> [Data for this exercise]
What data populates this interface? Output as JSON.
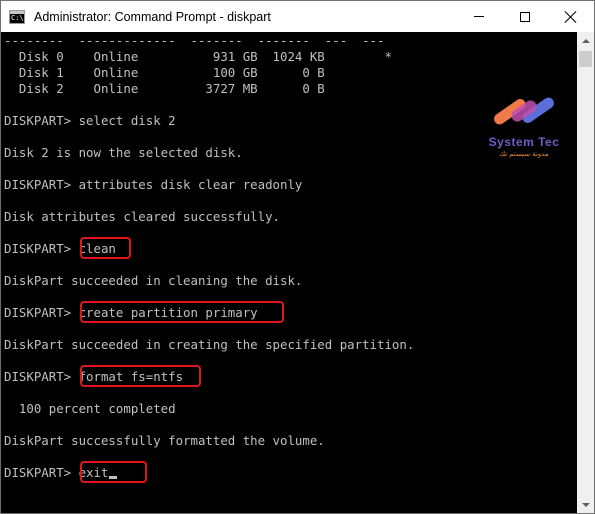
{
  "window": {
    "title": "Administrator: Command Prompt - diskpart",
    "app_icon_text": "C:\\"
  },
  "console": {
    "lines": [
      "--------  -------------  -------  -------  ---  ---",
      "  Disk 0    Online          931 GB  1024 KB        *",
      "  Disk 1    Online          100 GB      0 B",
      "  Disk 2    Online         3727 MB      0 B",
      "",
      "DISKPART> select disk 2",
      "",
      "Disk 2 is now the selected disk.",
      "",
      "DISKPART> attributes disk clear readonly",
      "",
      "Disk attributes cleared successfully.",
      "",
      "DISKPART> clean",
      "",
      "DiskPart succeeded in cleaning the disk.",
      "",
      "DISKPART> create partition primary",
      "",
      "DiskPart succeeded in creating the specified partition.",
      "",
      "DISKPART> format fs=ntfs",
      "",
      "  100 percent completed",
      "",
      "DiskPart successfully formatted the volume.",
      "",
      "DISKPART> exit"
    ]
  },
  "watermark": {
    "title": "System Tec",
    "subtitle": "مدونة سيستم تك"
  },
  "colors": {
    "console_bg": "#000000",
    "console_text": "#c0c0c0",
    "highlight_box": "#e0161d",
    "logo_primary": "#6d5ec7",
    "logo_accent": "#e88a3c"
  }
}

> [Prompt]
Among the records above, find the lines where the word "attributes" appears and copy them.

> [Solution for this problem]
      "DISKPART> attributes disk clear readonly",
      "Disk attributes cleared successfully.",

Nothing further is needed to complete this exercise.